DATA UNDER STUDY:
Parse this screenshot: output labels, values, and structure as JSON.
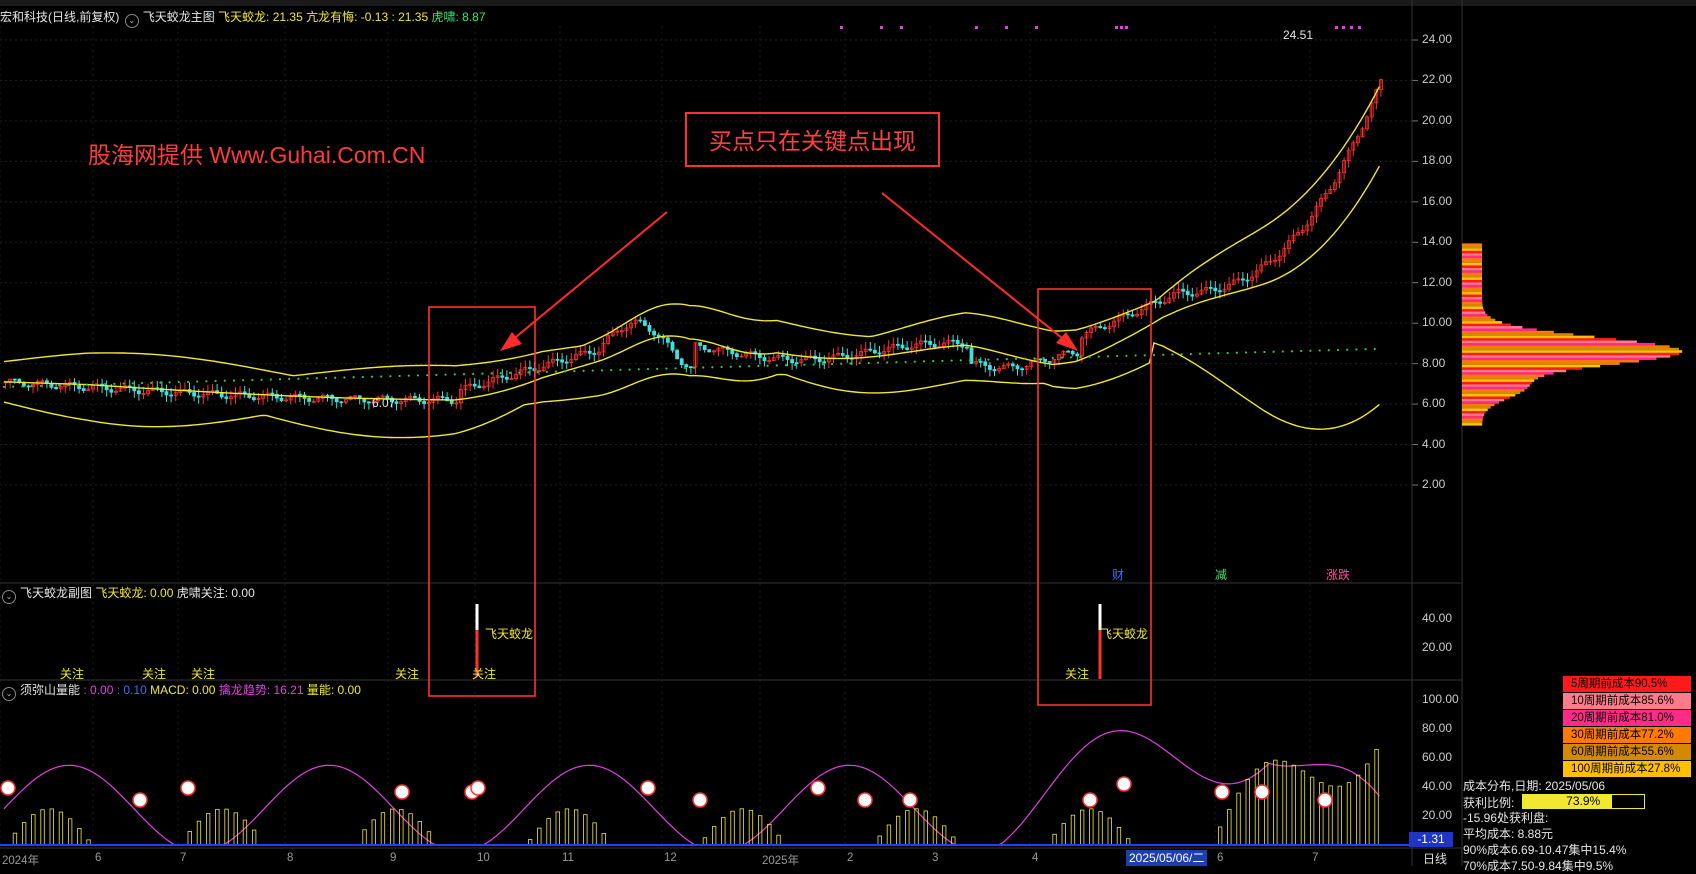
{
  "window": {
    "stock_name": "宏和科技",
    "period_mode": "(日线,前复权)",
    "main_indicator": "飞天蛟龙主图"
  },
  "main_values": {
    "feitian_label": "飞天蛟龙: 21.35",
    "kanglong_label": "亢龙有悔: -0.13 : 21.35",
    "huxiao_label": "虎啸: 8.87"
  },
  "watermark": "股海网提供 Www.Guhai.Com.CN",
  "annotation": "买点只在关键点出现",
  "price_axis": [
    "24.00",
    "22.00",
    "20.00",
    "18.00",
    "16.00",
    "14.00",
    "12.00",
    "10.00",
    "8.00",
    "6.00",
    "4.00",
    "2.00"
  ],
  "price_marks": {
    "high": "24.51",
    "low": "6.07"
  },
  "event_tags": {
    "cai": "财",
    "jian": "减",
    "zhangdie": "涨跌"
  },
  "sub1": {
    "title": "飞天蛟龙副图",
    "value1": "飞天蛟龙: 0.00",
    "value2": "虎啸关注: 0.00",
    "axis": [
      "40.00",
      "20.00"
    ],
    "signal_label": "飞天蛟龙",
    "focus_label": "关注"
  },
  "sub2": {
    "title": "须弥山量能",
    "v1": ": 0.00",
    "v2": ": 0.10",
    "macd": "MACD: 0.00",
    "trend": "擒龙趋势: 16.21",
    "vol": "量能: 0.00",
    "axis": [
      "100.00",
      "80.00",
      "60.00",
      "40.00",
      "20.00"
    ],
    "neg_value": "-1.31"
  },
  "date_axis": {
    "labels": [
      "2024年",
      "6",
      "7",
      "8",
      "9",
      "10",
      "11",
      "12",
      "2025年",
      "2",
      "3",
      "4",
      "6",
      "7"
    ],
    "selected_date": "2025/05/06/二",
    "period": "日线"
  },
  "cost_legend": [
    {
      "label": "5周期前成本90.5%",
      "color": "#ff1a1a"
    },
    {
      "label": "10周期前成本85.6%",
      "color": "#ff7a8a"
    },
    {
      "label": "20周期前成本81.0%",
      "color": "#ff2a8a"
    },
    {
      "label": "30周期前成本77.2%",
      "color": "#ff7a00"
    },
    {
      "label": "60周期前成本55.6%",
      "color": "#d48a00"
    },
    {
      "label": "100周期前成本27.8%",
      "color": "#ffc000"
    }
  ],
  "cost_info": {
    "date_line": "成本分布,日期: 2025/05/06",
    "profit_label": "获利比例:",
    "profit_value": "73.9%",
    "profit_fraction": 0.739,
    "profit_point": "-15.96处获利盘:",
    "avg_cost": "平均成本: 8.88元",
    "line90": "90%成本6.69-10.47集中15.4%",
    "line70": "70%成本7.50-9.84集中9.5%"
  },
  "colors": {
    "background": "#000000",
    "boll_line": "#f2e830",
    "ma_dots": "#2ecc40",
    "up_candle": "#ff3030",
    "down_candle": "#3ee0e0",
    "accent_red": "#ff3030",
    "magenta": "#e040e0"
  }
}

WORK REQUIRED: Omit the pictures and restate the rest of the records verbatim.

THE ANSWER:
Parse this screenshot: output labels, values, and structure as JSON.
{
  "window": {
    "stock_name": "宏和科技",
    "period_mode": "(日线,前复权)",
    "main_indicator": "飞天蛟龙主图"
  },
  "main_values": {
    "feitian_label": "飞天蛟龙: 21.35",
    "kanglong_label": "亢龙有悔: -0.13 : 21.35",
    "huxiao_label": "虎啸: 8.87"
  },
  "watermark": "股海网提供 Www.Guhai.Com.CN",
  "annotation": "买点只在关键点出现",
  "price_axis": [
    "24.00",
    "22.00",
    "20.00",
    "18.00",
    "16.00",
    "14.00",
    "12.00",
    "10.00",
    "8.00",
    "6.00",
    "4.00",
    "2.00"
  ],
  "price_marks": {
    "high": "24.51",
    "low": "6.07"
  },
  "event_tags": {
    "cai": "财",
    "jian": "减",
    "zhangdie": "涨跌"
  },
  "sub1": {
    "title": "飞天蛟龙副图",
    "value1": "飞天蛟龙: 0.00",
    "value2": "虎啸关注: 0.00",
    "axis": [
      "40.00",
      "20.00"
    ],
    "signal_label": "飞天蛟龙",
    "focus_label": "关注"
  },
  "sub2": {
    "title": "须弥山量能",
    "v1": ": 0.00",
    "v2": ": 0.10",
    "macd": "MACD: 0.00",
    "trend": "擒龙趋势: 16.21",
    "vol": "量能: 0.00",
    "axis": [
      "100.00",
      "80.00",
      "60.00",
      "40.00",
      "20.00"
    ],
    "neg_value": "-1.31"
  },
  "date_axis": {
    "labels": [
      "2024年",
      "6",
      "7",
      "8",
      "9",
      "10",
      "11",
      "12",
      "2025年",
      "2",
      "3",
      "4",
      "6",
      "7"
    ],
    "selected_date": "2025/05/06/二",
    "period": "日线"
  },
  "cost_legend": [
    {
      "label": "5周期前成本90.5%",
      "color": "#ff1a1a"
    },
    {
      "label": "10周期前成本85.6%",
      "color": "#ff7a8a"
    },
    {
      "label": "20周期前成本81.0%",
      "color": "#ff2a8a"
    },
    {
      "label": "30周期前成本77.2%",
      "color": "#ff7a00"
    },
    {
      "label": "60周期前成本55.6%",
      "color": "#d48a00"
    },
    {
      "label": "100周期前成本27.8%",
      "color": "#ffc000"
    }
  ],
  "cost_info": {
    "date_line": "成本分布,日期: 2025/05/06",
    "profit_label": "获利比例:",
    "profit_value": "73.9%",
    "profit_fraction": 0.739,
    "profit_point": "-15.96处获利盘:",
    "avg_cost": "平均成本: 8.88元",
    "line90": "90%成本6.69-10.47集中15.4%",
    "line70": "70%成本7.50-9.84集中9.5%"
  },
  "colors": {
    "background": "#000000",
    "boll_line": "#f2e830",
    "ma_dots": "#2ecc40",
    "up_candle": "#ff3030",
    "down_candle": "#3ee0e0",
    "accent_red": "#ff3030",
    "magenta": "#e040e0"
  }
}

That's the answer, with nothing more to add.